▶ [Activity] Out of the lines below, please list those that hold the string "file".

▶ [Task data]
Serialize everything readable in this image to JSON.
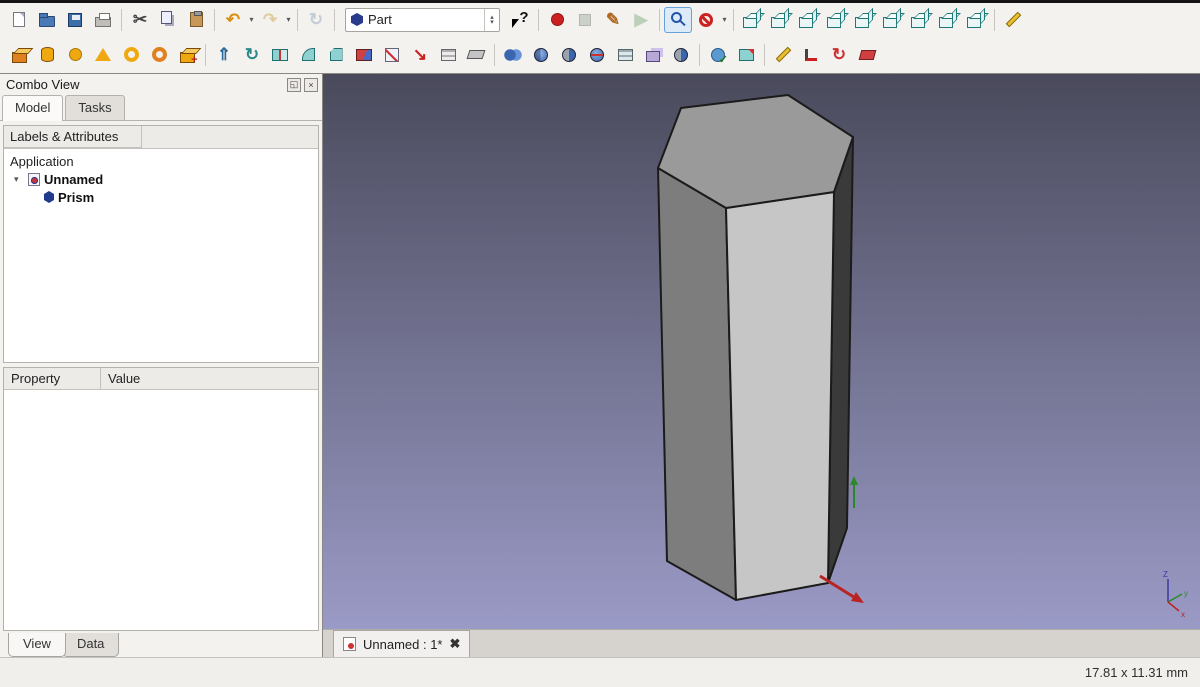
{
  "toolbar_row1_left": [
    {
      "name": "new-file",
      "shape": "doc"
    },
    {
      "name": "open-file",
      "shape": "folder"
    },
    {
      "name": "save-file",
      "shape": "save"
    },
    {
      "name": "print",
      "shape": "printer"
    },
    {
      "sep": true
    },
    {
      "name": "cut",
      "shape": "glyph",
      "glyph": "✂",
      "color": "#444444"
    },
    {
      "name": "copy",
      "shape": "copy"
    },
    {
      "name": "paste",
      "shape": "paste"
    },
    {
      "sep": true
    },
    {
      "name": "undo",
      "shape": "glyph",
      "glyph": "↶",
      "color": "#d89010",
      "dd": true
    },
    {
      "name": "redo",
      "shape": "glyph",
      "glyph": "↷",
      "color": "#c8a040",
      "dd": true,
      "disabled": true
    },
    {
      "sep": true
    },
    {
      "name": "refresh",
      "shape": "glyph",
      "glyph": "↻",
      "color": "#88a0b8",
      "disabled": true
    },
    {
      "sep": true
    }
  ],
  "workbench_selector": {
    "value": "Part"
  },
  "toolbar_row1_right": [
    {
      "name": "whats-this",
      "shape": "whatsthis"
    },
    {
      "sep": true
    },
    {
      "name": "macro-record",
      "shape": "circle",
      "color": "#cc2020"
    },
    {
      "name": "macro-stop",
      "shape": "rect",
      "color": "#9aa89a",
      "disabled": true
    },
    {
      "name": "macro-edit",
      "shape": "glyph",
      "glyph": "✎",
      "color": "#b06820"
    },
    {
      "name": "macro-play",
      "shape": "glyph",
      "glyph": "▶",
      "color": "#7aa87a",
      "disabled": true
    },
    {
      "sep": true
    },
    {
      "name": "zoom-fit",
      "shape": "magnifier",
      "boxed": true
    },
    {
      "name": "draw-style",
      "shape": "nosign",
      "dd": true
    },
    {
      "sep": true
    },
    {
      "name": "view-isometric",
      "shape": "cube"
    },
    {
      "name": "view-front",
      "shape": "cube"
    },
    {
      "name": "view-top",
      "shape": "cube"
    },
    {
      "name": "view-right",
      "shape": "cube"
    },
    {
      "name": "view-rear",
      "shape": "cube"
    },
    {
      "name": "view-bottom",
      "shape": "cube"
    },
    {
      "name": "view-left",
      "shape": "cube"
    },
    {
      "name": "view-axonometric",
      "shape": "cube"
    },
    {
      "name": "view-home",
      "shape": "cube"
    },
    {
      "sep": true
    },
    {
      "name": "measure-distance",
      "shape": "measure-lin"
    }
  ],
  "toolbar_row2": [
    {
      "name": "primitive-box",
      "shape": "box",
      "color": "#e08020"
    },
    {
      "name": "primitive-cylinder",
      "shape": "cylinder",
      "color": "#f0a810"
    },
    {
      "name": "primitive-sphere",
      "shape": "circle",
      "color": "#f0a810"
    },
    {
      "name": "primitive-cone",
      "shape": "triangle",
      "color": "#f0a810"
    },
    {
      "name": "primitive-torus",
      "shape": "ring",
      "color": "#f0a810"
    },
    {
      "name": "primitive-tube",
      "shape": "ring",
      "color": "#e08020"
    },
    {
      "name": "create-primitives",
      "shape": "box-plus",
      "color": "#f0a810"
    },
    {
      "sep": true
    },
    {
      "name": "extrude",
      "shape": "glyph",
      "glyph": "⇑",
      "color": "#2a6a9a"
    },
    {
      "name": "revolve",
      "shape": "glyph",
      "glyph": "↻",
      "color": "#2a8a8a"
    },
    {
      "name": "mirror",
      "shape": "mirror"
    },
    {
      "name": "fillet",
      "shape": "fillet"
    },
    {
      "name": "chamfer",
      "shape": "chamfer"
    },
    {
      "name": "ruled-surface",
      "shape": "ruled"
    },
    {
      "name": "loft",
      "shape": "loft"
    },
    {
      "name": "sweep",
      "shape": "glyph",
      "glyph": "↘",
      "color": "#cc2020"
    },
    {
      "name": "offset",
      "shape": "layers"
    },
    {
      "name": "thickness",
      "shape": "slab"
    },
    {
      "sep": true
    },
    {
      "name": "boolean-union",
      "shape": "spheres"
    },
    {
      "name": "boolean-common",
      "shape": "sphere-lens"
    },
    {
      "name": "boolean-cut",
      "shape": "sphere-cut"
    },
    {
      "name": "boolean-section",
      "shape": "sphere-section"
    },
    {
      "name": "cross-sections",
      "shape": "layers2"
    },
    {
      "name": "compound",
      "shape": "compound"
    },
    {
      "name": "boolean-operation",
      "shape": "sphere-cut"
    },
    {
      "sep": true
    },
    {
      "name": "check-geometry",
      "shape": "check"
    },
    {
      "name": "defeaturing",
      "shape": "defeature"
    },
    {
      "sep": true
    },
    {
      "name": "measure-linear",
      "shape": "measure-lin"
    },
    {
      "name": "measure-angular",
      "shape": "measure-ang"
    },
    {
      "name": "measure-refresh",
      "shape": "glyph",
      "glyph": "↻",
      "color": "#cc3030"
    },
    {
      "name": "measure-clear",
      "shape": "measure-clear"
    }
  ],
  "combo_view": {
    "title": "Combo View",
    "tabs": [
      {
        "label": "Model",
        "active": true
      },
      {
        "label": "Tasks",
        "active": false
      }
    ],
    "labels_header": "Labels & Attributes",
    "tree": {
      "root": "Application",
      "document": "Unnamed",
      "items": [
        "Prism"
      ]
    },
    "property_columns": [
      "Property",
      "Value"
    ],
    "bottom_tabs": [
      {
        "label": "View",
        "active": true
      },
      {
        "label": "Data",
        "active": false
      }
    ]
  },
  "document_tab": {
    "label": "Unnamed : 1*"
  },
  "viewport": {
    "bg_top": "#4a4a5c",
    "bg_bottom": "#9a9ac6",
    "prism": {
      "top": "#9a9a9a",
      "left": "#7d7d7d",
      "front": "#c6c6c6",
      "right": "#3a3a3a"
    },
    "axes": {
      "z": "Z",
      "y": "y",
      "x": "x"
    }
  },
  "status_bar": {
    "dimensions": "17.81 x 11.31 mm"
  }
}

▶ [Solution to this task]
      "name": "new-file",
      "name": "open-file",
      "name": "save-file",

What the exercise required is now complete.